  • Rich Bitch: Both Debbie and Amanda.
  • Sarcasm Mode: You could think that the entire Addams Family had gone into this hardcore when they're seeming to humor the ranting Debbie. Actually, considering their previous behavior, they're probably sincerely empathizing with her.
  • Screaming Birth: Averted during Pubert's birth; all Morticia emits are a few barely audible grunts. Totally justified, however, when you consider their sex life.
    • Seriously, who didn't burst out laughing at Morticia's first line in that movie?

Morticia: Marvelous news. I'm going to have a baby. (Beat) Right now. (Cut to Morticia being rushed through the hospital.)


Gomez: He has my father's eyes.
Morticia: Gomez, take those out of his mouth.

  • Suppressed Mammaries: Christina Ricci had her breasts tied down when she played Wednesday. Puberty did not miss her. In what was almost assuredly a reference to this fact, her first scene in Now and Then has her duct taping her breasts down after complaining about them getting bigger.
  • Suspiciously Specific Denial: Debbie: "I can show you all my references so you know I'm not a homicidal maniac."
  • Terrible Interviewees Montage: Inverted in the second movie; it's not the nanny interviewees who are terrible, it's the children. And while the one who gets the job seems perfect, she's really the worst.
  • The Un-Smile: Wednesday, in one of the most horrific examples of this trope ever.

Amanda: She's scaring me!

  • Villainous Breakdown: Debbie's failed attempts to murder Fester has put her over the edge.
  • The Voiceless: Lurch never talks, only growls and grunts. For the record, the character was intended to be mute in the show as well, but the actor ad-libbed the classic "You rang?" line and it was too funny to not capitalize.
  • Wallpaper Camouflage: Wednesday.
  • What Do You Mean It's Not Heinous?: After Pubert becomes blonde and rosy-cheeked, Grandmama is explaining that this change can become permanent. Of course, this is the Addams we're talking about, so it's a subversion.

Grandmama: We're talking dimples!
Gomez: Not in this house!

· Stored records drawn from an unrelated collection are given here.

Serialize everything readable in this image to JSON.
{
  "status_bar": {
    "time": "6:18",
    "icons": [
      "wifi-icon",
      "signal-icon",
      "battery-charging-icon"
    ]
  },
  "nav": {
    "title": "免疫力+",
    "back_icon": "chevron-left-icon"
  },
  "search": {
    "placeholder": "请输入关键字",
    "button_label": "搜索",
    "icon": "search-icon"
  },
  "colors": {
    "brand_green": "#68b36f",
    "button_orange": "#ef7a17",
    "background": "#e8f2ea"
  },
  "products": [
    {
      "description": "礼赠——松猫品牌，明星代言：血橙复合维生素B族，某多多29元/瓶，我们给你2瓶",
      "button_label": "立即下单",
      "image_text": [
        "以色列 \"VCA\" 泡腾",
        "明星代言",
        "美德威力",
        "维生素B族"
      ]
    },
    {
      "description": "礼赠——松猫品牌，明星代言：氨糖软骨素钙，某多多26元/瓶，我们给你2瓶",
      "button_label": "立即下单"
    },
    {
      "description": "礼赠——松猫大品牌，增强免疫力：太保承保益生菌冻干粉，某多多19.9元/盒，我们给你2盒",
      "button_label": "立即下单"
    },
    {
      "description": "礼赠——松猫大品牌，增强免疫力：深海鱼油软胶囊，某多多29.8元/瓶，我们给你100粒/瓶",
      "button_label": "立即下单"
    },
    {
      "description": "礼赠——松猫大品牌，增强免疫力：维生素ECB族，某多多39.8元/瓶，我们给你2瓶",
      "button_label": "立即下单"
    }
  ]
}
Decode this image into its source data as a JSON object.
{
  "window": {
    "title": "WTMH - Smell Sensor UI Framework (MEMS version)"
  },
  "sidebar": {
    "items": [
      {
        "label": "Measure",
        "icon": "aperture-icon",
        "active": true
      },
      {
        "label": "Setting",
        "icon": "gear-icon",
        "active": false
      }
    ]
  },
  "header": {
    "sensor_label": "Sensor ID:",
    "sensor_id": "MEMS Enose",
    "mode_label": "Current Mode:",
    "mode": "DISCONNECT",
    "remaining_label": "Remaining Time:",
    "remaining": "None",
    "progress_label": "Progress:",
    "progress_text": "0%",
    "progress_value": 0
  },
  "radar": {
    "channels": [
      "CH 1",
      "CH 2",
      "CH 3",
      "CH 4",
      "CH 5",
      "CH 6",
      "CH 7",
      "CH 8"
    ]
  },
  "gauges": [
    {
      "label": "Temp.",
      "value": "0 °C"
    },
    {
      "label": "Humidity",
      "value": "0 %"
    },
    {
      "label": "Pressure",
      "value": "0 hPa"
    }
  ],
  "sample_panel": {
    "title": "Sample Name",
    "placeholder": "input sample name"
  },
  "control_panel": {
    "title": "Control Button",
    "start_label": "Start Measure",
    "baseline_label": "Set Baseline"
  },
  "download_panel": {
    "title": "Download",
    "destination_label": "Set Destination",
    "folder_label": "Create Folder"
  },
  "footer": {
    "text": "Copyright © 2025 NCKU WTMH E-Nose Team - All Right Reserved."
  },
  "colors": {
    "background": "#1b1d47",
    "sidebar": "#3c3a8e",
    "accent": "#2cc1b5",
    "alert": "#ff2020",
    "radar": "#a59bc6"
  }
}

  • What Happened to the Mouse?: It's mentioned that the "Black Widow" has killed at least three husbands, but we only ever learn the fates of two of them.
      • One of Debbie's previous identities (as shown by the headshots kept on her wall) is Kathie Lee Gifford -- so perhaps Monday Night Football has a different announcer in the Addams Family universe...
  • Who Even Needs a Brain?: At one point Gomez and Fester are cheerfully reminiscing about all the (violent) pranks they pulled on each other as kids. Fester casually mentions that one time he waited until Gomez was asleep, then opened his his head and removed his brains. Gomez is surprised and sort of impressed by this revelation.